From the records, return each line that has the word "image" in it.

##### PROVIDED DATA #####

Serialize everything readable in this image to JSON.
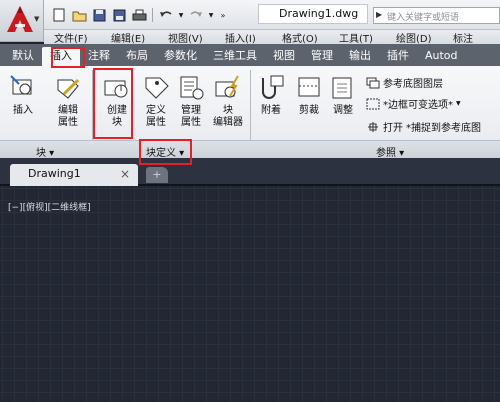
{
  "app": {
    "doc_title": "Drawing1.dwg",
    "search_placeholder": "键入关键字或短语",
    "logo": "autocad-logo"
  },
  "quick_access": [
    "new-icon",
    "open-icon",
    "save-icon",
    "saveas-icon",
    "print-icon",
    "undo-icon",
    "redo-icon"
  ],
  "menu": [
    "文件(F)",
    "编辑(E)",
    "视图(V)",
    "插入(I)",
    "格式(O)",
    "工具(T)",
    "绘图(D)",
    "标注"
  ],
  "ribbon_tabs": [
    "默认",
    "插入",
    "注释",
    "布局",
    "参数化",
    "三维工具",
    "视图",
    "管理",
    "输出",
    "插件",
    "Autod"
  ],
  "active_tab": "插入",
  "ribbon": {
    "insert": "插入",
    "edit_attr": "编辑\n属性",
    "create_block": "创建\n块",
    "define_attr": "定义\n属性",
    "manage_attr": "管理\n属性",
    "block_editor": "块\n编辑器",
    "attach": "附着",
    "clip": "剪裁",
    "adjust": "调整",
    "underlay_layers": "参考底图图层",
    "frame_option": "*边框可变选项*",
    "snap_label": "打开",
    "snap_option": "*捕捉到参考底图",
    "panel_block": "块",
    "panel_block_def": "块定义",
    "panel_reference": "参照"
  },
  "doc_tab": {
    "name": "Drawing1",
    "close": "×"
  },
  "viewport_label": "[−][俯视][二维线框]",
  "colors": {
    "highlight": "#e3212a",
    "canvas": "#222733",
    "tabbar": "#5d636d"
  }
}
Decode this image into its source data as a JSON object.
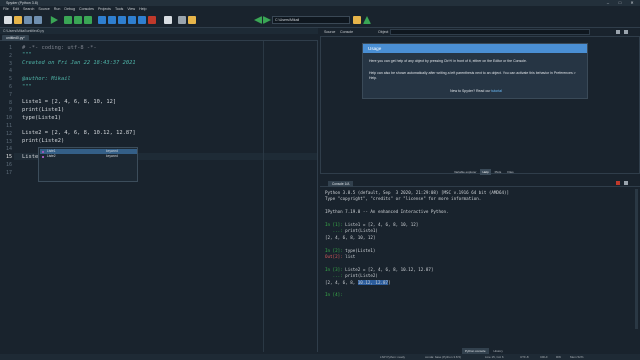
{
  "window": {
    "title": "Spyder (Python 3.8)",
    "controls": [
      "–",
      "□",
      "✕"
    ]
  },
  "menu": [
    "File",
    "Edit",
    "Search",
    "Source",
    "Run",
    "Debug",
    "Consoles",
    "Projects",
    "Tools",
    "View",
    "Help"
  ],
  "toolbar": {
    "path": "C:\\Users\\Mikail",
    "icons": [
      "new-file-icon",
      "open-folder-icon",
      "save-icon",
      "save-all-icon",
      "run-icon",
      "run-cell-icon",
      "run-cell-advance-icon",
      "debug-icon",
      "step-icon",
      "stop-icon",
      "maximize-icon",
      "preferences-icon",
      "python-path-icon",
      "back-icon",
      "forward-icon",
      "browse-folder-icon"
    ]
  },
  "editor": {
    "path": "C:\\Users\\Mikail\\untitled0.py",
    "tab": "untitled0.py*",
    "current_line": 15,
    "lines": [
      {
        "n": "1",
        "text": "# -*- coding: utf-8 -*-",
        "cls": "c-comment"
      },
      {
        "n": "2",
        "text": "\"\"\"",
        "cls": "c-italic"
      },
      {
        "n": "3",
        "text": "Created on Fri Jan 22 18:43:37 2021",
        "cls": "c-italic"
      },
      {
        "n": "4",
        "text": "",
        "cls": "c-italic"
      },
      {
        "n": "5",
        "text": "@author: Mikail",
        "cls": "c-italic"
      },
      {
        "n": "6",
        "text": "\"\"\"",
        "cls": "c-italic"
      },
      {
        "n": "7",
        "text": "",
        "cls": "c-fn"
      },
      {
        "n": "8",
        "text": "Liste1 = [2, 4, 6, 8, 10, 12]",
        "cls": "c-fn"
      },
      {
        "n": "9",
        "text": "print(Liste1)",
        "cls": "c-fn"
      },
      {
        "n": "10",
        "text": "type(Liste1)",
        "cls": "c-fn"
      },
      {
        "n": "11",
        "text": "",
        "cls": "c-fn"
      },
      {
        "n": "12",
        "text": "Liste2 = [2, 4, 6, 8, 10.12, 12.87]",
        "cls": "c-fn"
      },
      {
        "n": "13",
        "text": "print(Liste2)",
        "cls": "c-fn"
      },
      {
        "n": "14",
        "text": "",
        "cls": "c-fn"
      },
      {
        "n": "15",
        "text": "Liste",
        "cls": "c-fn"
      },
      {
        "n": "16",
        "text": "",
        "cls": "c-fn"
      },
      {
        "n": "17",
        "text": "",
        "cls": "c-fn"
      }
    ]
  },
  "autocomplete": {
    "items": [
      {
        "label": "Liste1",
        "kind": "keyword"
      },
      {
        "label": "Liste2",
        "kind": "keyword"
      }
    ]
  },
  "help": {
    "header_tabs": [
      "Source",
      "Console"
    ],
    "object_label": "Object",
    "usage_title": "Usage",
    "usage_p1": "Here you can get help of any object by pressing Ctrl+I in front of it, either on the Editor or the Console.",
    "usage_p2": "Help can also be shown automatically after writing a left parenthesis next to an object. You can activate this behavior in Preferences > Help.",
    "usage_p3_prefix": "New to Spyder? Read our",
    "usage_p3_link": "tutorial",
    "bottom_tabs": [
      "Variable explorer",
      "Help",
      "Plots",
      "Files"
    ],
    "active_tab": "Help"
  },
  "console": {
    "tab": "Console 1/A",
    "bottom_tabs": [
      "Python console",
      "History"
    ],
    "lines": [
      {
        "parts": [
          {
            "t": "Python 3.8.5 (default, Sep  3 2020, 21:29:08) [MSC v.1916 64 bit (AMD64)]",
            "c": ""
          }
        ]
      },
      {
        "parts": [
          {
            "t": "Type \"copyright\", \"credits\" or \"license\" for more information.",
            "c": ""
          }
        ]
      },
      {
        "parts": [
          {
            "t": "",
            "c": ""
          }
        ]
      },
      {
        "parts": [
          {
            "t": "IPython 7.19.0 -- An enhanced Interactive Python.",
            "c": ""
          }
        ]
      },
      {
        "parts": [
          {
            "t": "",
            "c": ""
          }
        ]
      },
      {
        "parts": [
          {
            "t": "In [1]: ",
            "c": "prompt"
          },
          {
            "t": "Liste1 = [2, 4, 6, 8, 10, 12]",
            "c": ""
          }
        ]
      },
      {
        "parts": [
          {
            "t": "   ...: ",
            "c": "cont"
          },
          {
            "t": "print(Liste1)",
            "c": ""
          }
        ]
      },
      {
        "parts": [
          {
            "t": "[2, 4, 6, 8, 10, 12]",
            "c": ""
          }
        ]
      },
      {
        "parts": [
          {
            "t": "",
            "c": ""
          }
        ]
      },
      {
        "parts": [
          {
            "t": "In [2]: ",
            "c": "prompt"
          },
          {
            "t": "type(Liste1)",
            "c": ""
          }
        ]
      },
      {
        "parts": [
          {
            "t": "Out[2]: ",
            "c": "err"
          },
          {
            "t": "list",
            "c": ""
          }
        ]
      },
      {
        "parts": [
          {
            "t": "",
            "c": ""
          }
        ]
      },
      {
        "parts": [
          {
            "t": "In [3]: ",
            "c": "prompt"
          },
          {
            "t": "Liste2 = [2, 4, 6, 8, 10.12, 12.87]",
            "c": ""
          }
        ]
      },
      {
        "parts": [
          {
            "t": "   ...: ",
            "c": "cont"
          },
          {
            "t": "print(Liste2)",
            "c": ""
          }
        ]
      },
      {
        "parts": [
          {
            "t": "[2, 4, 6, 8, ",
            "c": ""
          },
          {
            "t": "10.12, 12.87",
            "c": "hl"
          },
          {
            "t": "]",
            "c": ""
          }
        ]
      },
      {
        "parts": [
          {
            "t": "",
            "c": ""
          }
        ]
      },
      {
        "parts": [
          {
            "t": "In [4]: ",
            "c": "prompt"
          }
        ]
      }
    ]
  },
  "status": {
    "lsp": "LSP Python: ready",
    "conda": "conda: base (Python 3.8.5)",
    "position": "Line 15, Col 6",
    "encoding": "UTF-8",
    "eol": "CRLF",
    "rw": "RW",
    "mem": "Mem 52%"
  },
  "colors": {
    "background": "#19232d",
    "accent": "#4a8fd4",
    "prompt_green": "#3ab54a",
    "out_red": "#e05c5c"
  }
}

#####

__YOUR RESPONSE__:
Serialize everything readable in this image to JSON.
Decode this image into its source data as a JSON object.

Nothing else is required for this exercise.